Sunday, 22 July 2012

Vintage Performance by Westminster Cathedral Choir

Found this video on YouTube of David Hill directing the Westminster Cathedral Choir in the 1980s.  The choir is singing in the Lady Chapel, situated to the right of the Sanctuary (when looking down the nave to the Altar).  I'd say that this was part of a Christmas concert broadcast on the BBC. Great camera work and superb singing.

Saturday, 30 June 2012

Palestrina, Perosi and Plenty of Pallia at Papal Mass for Peter and Paul

Updated on 1 July 2012

Courtesy of Papal Music, here are videos of the pieces I refer to in my previous post, and a few more of interest.

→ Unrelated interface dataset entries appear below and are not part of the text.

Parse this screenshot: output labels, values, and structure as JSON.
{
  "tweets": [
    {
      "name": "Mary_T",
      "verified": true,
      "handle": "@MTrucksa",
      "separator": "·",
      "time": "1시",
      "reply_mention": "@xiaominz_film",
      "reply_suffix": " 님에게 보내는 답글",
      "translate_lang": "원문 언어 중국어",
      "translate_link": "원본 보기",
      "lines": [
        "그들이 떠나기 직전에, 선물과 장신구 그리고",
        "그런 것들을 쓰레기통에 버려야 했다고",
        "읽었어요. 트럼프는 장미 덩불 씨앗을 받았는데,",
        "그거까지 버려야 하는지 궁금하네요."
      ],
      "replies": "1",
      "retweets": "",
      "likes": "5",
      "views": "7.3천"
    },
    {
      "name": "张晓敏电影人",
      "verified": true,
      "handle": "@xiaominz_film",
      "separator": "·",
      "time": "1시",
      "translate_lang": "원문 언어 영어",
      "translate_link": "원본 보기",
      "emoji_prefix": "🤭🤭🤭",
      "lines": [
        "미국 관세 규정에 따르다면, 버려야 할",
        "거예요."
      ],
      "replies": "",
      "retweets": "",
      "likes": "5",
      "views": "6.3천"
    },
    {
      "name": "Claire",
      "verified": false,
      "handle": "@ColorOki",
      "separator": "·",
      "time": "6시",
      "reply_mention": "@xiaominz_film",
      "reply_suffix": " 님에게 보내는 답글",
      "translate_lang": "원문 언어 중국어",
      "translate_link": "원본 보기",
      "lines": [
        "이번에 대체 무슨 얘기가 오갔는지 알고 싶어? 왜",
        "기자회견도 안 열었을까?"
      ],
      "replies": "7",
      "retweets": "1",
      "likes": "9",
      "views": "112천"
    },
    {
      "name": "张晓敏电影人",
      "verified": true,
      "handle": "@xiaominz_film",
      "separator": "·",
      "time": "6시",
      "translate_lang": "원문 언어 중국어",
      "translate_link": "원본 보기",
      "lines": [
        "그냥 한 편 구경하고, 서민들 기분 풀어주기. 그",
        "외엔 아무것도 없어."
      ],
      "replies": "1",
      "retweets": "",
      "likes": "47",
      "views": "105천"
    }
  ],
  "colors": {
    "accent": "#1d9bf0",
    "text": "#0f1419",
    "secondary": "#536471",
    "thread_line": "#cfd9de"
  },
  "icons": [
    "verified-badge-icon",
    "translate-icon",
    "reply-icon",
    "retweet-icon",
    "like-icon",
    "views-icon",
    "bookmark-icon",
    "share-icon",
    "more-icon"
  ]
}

Introit - very impressive, sung by a group of men from the Cappella Sistina

unc scio vere, quia misit Dóminus Angelum suum:
et erípuit me de manu Heródis,
et de omni exspectatióne plebis Iudæórum.
Ps. Dómine, probásti me, et cognovísti me:
tu cognovísti sessiónem meam, et resurrectiónem meam.

ow I know that the Lord really has sent his Angel,
and has delivered me out of the hands of Herod,
and from all that the Jewish people were expecting.
Ps. O Lord, you have searched me and known me;
you know when I sit down and when I rise up.

Gloria from Palestrina's Missa Papae Marcelli (directed by O'Donnell)

Credo from Palestrina's Missa Papae Marcelli (directed by Palombella) - refreshing to hear a polyphonic Credo every now and again

* Brisbanites may be interested to see their new Archbishop, Mark Coleridge, above at 2:00-2:10.

Offertory Motet - Byrd Hodie Simon Petrus (Abbey Choir alone)

Communion Motet - Byrd Ave Verum Corpus (Abbey Choir alone)

Prior to the Mass, during the imposition of the Pallia, the following music was sung:

Tallis Loquebantur variis linguis (Abbey Choir alone)

* Perthians may be interested to see their new Archbishop, Timothy Costelloe, having his Pallium imposed by the Holy Father, above at 0:23-0:55.